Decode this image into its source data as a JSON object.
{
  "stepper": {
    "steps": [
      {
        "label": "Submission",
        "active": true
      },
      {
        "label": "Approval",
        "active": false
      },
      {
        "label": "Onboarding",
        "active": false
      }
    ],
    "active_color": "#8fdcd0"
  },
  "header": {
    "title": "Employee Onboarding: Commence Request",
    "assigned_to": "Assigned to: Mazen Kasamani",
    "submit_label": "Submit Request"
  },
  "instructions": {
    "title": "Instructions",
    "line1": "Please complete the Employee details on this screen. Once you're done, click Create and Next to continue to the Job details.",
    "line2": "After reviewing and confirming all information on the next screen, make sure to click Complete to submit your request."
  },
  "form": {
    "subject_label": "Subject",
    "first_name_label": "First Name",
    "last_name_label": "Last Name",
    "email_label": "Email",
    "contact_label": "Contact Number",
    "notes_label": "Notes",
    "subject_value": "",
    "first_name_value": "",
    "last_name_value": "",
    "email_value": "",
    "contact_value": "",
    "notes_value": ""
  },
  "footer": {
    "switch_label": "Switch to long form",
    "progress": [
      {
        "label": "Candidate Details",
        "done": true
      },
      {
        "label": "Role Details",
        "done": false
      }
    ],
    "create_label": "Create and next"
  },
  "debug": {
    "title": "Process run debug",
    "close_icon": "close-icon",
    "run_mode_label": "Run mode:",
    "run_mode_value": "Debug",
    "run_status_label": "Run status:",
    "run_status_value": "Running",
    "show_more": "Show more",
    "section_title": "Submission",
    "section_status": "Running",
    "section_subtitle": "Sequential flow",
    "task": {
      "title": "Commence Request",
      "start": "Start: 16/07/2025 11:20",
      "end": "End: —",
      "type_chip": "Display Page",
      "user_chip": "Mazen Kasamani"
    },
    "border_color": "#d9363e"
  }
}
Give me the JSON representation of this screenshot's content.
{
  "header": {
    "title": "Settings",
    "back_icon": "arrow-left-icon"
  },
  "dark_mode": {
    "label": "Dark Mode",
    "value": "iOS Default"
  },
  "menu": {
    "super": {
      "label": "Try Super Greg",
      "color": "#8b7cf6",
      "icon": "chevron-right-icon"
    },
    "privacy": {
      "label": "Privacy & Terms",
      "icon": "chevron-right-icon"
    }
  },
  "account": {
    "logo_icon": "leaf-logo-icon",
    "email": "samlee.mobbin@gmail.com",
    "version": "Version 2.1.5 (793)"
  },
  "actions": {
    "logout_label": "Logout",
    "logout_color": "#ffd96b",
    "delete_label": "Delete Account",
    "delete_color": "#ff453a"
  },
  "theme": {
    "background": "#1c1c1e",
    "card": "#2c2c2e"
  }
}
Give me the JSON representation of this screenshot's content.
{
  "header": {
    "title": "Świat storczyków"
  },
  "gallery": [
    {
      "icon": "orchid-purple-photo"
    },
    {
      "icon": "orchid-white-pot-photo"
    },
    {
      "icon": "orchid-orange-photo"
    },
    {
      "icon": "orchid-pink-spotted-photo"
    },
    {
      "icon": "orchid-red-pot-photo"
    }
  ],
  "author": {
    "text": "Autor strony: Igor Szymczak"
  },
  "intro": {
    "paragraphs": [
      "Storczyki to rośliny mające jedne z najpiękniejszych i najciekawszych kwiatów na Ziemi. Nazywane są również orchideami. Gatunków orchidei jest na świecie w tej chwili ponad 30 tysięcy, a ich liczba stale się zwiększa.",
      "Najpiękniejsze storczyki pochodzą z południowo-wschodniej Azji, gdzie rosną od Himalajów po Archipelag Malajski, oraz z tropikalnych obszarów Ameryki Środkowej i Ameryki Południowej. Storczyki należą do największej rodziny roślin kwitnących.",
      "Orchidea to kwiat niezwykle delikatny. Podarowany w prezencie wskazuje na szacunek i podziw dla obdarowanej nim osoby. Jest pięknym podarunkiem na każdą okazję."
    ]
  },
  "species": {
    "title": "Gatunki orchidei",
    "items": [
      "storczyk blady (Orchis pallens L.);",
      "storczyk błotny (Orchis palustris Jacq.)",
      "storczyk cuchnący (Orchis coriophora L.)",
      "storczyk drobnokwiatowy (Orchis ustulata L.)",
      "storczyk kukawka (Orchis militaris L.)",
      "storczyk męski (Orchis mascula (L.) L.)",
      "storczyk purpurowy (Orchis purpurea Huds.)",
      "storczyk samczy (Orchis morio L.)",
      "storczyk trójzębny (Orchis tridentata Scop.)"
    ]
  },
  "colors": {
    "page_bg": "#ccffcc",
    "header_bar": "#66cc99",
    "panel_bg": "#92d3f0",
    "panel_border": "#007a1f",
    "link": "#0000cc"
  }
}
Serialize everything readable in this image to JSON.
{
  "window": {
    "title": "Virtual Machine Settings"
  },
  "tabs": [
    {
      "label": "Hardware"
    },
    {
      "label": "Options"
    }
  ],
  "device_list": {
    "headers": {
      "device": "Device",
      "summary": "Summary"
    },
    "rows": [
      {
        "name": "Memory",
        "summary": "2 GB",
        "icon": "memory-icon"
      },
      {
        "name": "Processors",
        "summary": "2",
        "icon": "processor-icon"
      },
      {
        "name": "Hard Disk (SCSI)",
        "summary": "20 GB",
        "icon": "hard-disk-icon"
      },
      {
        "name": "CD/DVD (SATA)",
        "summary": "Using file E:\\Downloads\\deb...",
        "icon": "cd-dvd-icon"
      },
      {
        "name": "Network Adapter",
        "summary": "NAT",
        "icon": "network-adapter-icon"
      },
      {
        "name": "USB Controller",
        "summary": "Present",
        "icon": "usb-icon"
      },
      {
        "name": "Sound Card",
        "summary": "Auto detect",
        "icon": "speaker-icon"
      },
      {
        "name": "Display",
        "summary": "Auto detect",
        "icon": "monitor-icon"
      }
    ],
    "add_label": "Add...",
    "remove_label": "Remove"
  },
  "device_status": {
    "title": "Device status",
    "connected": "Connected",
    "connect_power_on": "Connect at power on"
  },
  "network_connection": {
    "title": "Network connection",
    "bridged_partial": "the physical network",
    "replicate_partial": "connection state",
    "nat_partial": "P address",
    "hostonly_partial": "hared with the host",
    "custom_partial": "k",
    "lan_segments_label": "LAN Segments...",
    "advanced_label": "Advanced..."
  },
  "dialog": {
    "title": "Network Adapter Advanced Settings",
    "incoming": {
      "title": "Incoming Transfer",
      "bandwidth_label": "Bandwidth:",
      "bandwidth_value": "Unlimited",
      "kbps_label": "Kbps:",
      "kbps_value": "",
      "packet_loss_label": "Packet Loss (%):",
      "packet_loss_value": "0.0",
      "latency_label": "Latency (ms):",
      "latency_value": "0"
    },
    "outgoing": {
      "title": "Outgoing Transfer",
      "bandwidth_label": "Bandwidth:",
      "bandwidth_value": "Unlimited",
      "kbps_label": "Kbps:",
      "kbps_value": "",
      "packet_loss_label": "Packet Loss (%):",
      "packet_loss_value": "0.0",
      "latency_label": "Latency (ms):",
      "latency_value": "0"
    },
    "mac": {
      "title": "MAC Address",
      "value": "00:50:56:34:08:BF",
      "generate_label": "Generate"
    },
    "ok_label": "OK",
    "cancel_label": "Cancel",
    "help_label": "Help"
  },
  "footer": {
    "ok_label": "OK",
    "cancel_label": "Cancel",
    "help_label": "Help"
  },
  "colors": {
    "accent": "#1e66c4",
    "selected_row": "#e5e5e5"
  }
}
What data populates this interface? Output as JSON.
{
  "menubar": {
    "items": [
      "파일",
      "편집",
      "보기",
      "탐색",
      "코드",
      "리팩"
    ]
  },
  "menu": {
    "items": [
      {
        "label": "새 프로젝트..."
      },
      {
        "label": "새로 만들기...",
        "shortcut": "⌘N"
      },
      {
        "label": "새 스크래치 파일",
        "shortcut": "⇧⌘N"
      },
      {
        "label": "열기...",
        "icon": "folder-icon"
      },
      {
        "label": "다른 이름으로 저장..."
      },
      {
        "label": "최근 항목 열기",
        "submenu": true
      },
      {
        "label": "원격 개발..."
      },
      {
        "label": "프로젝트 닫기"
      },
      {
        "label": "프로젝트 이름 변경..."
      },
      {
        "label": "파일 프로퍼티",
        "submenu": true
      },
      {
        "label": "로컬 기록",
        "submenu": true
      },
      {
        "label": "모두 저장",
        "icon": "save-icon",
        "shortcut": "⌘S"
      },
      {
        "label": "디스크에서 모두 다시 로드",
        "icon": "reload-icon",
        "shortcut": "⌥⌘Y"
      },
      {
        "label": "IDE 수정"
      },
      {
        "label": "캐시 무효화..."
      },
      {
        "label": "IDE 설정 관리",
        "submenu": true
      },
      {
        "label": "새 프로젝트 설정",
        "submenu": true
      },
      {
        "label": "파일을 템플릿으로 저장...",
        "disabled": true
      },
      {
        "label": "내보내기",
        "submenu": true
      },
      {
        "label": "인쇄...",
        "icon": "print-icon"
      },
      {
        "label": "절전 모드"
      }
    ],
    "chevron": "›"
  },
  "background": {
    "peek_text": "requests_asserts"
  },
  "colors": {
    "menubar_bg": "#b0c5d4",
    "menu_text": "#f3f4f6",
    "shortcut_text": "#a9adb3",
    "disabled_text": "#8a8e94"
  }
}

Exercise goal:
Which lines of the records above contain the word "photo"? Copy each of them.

Final answer:
      "icon": "orchid-purple-photo"
      "icon": "orchid-white-pot-photo"
      "icon": "orchid-orange-photo"
      "icon": "orchid-pink-spotted-photo"
      "icon": "orchid-red-pot-photo"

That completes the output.